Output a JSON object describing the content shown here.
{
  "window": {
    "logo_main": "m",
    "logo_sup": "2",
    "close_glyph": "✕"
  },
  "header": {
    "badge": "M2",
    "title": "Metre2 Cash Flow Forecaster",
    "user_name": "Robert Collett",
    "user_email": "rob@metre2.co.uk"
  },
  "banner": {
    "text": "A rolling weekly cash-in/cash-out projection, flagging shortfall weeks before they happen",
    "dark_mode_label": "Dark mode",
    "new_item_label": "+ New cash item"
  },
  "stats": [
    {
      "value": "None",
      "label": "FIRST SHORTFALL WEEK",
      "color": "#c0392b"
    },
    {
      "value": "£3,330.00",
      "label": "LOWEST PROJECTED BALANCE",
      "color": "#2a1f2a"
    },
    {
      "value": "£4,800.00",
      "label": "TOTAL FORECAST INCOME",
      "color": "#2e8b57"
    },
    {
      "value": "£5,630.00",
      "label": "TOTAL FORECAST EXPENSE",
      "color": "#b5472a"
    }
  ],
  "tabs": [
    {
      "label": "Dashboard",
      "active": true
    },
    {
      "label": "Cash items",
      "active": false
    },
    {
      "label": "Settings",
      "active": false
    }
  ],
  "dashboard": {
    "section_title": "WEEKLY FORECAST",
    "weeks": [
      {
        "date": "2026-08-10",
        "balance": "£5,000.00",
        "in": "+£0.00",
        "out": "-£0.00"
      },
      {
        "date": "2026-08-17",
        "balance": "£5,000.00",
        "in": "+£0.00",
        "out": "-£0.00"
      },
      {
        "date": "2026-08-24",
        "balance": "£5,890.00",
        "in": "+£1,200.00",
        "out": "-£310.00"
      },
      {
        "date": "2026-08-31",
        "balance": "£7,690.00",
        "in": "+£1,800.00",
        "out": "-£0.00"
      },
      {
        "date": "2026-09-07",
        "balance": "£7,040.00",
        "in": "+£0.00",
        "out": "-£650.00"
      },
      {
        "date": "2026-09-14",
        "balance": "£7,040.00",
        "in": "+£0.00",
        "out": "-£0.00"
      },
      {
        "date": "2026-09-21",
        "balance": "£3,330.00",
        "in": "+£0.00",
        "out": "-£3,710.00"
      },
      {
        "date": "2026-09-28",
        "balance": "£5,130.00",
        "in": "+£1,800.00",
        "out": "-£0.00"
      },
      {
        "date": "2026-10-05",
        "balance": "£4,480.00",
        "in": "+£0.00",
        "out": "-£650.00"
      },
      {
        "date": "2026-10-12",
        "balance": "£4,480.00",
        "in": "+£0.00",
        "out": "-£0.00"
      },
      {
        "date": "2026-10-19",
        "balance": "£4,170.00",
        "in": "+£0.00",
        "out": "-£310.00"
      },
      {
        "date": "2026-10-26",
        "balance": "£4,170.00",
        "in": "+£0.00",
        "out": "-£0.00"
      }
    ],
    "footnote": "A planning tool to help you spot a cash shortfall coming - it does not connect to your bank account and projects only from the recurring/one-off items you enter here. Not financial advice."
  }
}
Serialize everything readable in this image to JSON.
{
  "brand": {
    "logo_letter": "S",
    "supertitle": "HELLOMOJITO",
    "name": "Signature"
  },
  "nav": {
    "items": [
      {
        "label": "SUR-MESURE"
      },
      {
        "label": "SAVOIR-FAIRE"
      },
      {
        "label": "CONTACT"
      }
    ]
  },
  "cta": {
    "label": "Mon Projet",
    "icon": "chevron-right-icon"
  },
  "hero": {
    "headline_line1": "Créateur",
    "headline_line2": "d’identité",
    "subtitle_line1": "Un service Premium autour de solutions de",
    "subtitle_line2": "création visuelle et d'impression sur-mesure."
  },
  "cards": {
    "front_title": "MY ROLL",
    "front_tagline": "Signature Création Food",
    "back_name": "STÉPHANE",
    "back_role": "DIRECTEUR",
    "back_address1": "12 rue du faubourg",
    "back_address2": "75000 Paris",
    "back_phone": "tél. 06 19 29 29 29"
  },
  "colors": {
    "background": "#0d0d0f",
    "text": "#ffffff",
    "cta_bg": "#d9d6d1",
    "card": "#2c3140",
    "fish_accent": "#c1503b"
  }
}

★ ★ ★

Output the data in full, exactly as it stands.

Output a JSON object describing the content shown here.
{
  "window": {
    "logo_main": "m",
    "logo_sup": "2",
    "close_glyph": "✕"
  },
  "header": {
    "badge": "M2",
    "title": "Metre2 Cash Flow Forecaster",
    "user_name": "Robert Collett",
    "user_email": "rob@metre2.co.uk"
  },
  "banner": {
    "text": "A rolling weekly cash-in/cash-out projection, flagging shortfall weeks before they happen",
    "dark_mode_label": "Dark mode",
    "new_item_label": "+ New cash item"
  },
  "stats": [
    {
      "value": "None",
      "label": "FIRST SHORTFALL WEEK",
      "color": "#c0392b"
    },
    {
      "value": "£3,330.00",
      "label": "LOWEST PROJECTED BALANCE",
      "color": "#2a1f2a"
    },
    {
      "value": "£4,800.00",
      "label": "TOTAL FORECAST INCOME",
      "color": "#2e8b57"
    },
    {
      "value": "£5,630.00",
      "label": "TOTAL FORECAST EXPENSE",
      "color": "#b5472a"
    }
  ],
  "tabs": [
    {
      "label": "Dashboard",
      "active": true
    },
    {
      "label": "Cash items",
      "active": false
    },
    {
      "label": "Settings",
      "active": false
    }
  ],
  "dashboard": {
    "section_title": "WEEKLY FORECAST",
    "weeks": [
      {
        "date": "2026-08-10",
        "balance": "£5,000.00",
        "in": "+£0.00",
        "out": "-£0.00"
      },
      {
        "date": "2026-08-17",
        "balance": "£5,000.00",
        "in": "+£0.00",
        "out": "-£0.00"
      },
      {
        "date": "2026-08-24",
        "balance": "£5,890.00",
        "in": "+£1,200.00",
        "out": "-£310.00"
      },
      {
        "date": "2026-08-31",
        "balance": "£7,690.00",
        "in": "+£1,800.00",
        "out": "-£0.00"
      },
      {
        "date": "2026-09-07",
        "balance": "£7,040.00",
        "in": "+£0.00",
        "out": "-£650.00"
      },
      {
        "date": "2026-09-14",
        "balance": "£7,040.00",
        "in": "+£0.00",
        "out": "-£0.00"
      },
      {
        "date": "2026-09-21",
        "balance": "£3,330.00",
        "in": "+£0.00",
        "out": "-£3,710.00"
      },
      {
        "date": "2026-09-28",
        "balance": "£5,130.00",
        "in": "+£1,800.00",
        "out": "-£0.00"
      },
      {
        "date": "2026-10-05",
        "balance": "£4,480.00",
        "in": "+£0.00",
        "out": "-£650.00"
      },
      {
        "date": "2026-10-12",
        "balance": "£4,480.00",
        "in": "+£0.00",
        "out": "-£0.00"
      },
      {
        "date": "2026-10-19",
        "balance": "£4,170.00",
        "in": "+£0.00",
        "out": "-£310.00"
      },
      {
        "date": "2026-10-26",
        "balance": "£4,170.00",
        "in": "+£0.00",
        "out": "-£0.00"
      }
    ],
    "footnote": "A planning tool to help you spot a cash shortfall coming - it does not connect to your bank account and projects only from the recurring/one-off items you enter here. Not financial advice."
  }
}
Serialize everything readable in this image to JSON.
{
  "brand": {
    "logo_letter": "S",
    "supertitle": "HELLOMOJITO",
    "name": "Signature"
  },
  "nav": {
    "items": [
      {
        "label": "SUR-MESURE"
      },
      {
        "label": "SAVOIR-FAIRE"
      },
      {
        "label": "CONTACT"
      }
    ]
  },
  "cta": {
    "label": "Mon Projet",
    "icon": "chevron-right-icon"
  },
  "hero": {
    "headline_line1": "Créateur",
    "headline_line2": "d’identité",
    "subtitle_line1": "Un service Premium autour de solutions de",
    "subtitle_line2": "création visuelle et d'impression sur-mesure."
  },
  "cards": {
    "front_title": "MY ROLL",
    "front_tagline": "Signature Création Food",
    "back_name": "STÉPHANE",
    "back_role": "DIRECTEUR",
    "back_address1": "12 rue du faubourg",
    "back_address2": "75000 Paris",
    "back_phone": "tél. 06 19 29 29 29"
  },
  "colors": {
    "background": "#0d0d0f",
    "text": "#ffffff",
    "cta_bg": "#d9d6d1",
    "card": "#2c3140",
    "fish_accent": "#c1503b"
  }
}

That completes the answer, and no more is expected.